Of all the social networks we have ever recommended to clients, nothing meets more resistance than Twitter.
It seems the network has a reputation for being time-consuming and overwhelming, especially amongst small businesses and organizations who don’t have a dedicated social media team.
Sure, Twitter isn’t right for everyone (no social network is). But if it is a good fit, and you’re still holding back, we know the excuses you probably have lined up—and we have a few rebuttals you need to hear.
It is true that a solid Twitter presence requires a higher quantity of posts than most other networks. But you can make it manageable by using a tool like Buffer or HootSuite, which allow you to schedule posts in advance.
You should still check in on your Twitter account as often as you can (it’s still important to join the conversation), but scheduling tools allow you to get the bulk of the work done ahead of time, in between meetings and deadlines.
If you aren’t used to curating content, the idea of finding a handful of articles to share each day is overwhelming. The trick is to build up a base of reliable, relevant content sources you can turn to for information about your field or industry.
A news aggregator, like Feedly, is a great way to make this manageable, since it pulls in all of the posts from a source. When you find a website or blog you love, add it to Feedly. You can then turn to Feedly as the single place to read a variety of articles from sources you know and trust.
Feedly also provides some great ways to keep all that content organized. Two of my favorites: set up categories and add items to a “Saved for Later” list.
There is a fair amount of work involved in finding great sources and pulling them all together, but chances are you can think of at least a half dozen websites or blogs you already read; it’s just a matter of putting that content you are already consuming to another use.
Another great way to ensure great content crosses your path regularly? Sign up for enewsletters. Once you sign up and new content starts arriving in your inbox on the regular, it will be hard to remember a time when you felt you had nothing to share.
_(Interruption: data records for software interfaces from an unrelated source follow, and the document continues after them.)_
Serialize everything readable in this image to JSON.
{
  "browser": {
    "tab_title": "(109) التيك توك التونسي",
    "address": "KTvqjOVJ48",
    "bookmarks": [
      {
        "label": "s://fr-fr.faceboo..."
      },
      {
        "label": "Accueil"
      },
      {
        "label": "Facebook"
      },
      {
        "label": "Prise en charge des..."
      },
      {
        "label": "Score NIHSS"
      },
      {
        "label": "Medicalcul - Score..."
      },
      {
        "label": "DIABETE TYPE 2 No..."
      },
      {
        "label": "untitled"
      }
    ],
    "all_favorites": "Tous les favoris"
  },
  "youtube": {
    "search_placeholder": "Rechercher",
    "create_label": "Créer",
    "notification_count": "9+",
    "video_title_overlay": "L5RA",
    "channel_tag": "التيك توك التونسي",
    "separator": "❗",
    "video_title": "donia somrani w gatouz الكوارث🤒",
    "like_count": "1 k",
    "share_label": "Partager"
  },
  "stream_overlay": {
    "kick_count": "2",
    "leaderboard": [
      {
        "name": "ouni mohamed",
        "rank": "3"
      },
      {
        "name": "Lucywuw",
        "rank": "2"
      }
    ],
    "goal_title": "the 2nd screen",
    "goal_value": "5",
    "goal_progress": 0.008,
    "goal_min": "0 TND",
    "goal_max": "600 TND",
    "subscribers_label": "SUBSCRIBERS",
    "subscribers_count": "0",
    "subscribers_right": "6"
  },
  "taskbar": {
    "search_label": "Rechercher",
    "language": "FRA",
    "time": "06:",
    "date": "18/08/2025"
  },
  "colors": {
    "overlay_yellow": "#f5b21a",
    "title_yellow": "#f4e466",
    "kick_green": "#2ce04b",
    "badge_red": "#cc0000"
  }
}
As an added bonus, all this reading will help keep you up-to-speed with what is going on in your industry. No mo’ FOMO.
We feel your pain. It is important to evaluate your ability to commit before jumping onto another network; if it’s truly evident that having a presence is not something you can maintain in the long-term, it might be better to wait.
If your hesitancy is caused by a vague sense of overwhelm, though, don’t get discouraged. Those other networks might actually help you with Twitter. Articles and images that you share on Facebook, Pinterest, LinkedIn, Instagram and other networks can be repurposed for use on Twitter.
This repurposing, combined with the scheduling and content aggregator tools mentioned above, makes the addition of one more network much more manageable.
Here’s the truth: everyone is busy, so everyone fails at this sometimes. Don’t let perfection be the enemy of good.
Again, technology can help significantly. Set up notification emails or enable alerts on your phone. This will ensure that you won’t miss any likes, mentions or comments. Then you can dedicate the time you do have to devote to the network by browsing your feed and creating connections with the actual people behind the Twitter handles.
If your concerns are squashed and you’re ready to tackle Twitter, check out our 20 Best Tips for Mastering Twitter for Business. Still hesitant? Leave us a comment and let us know what your worries are—we’d love to help.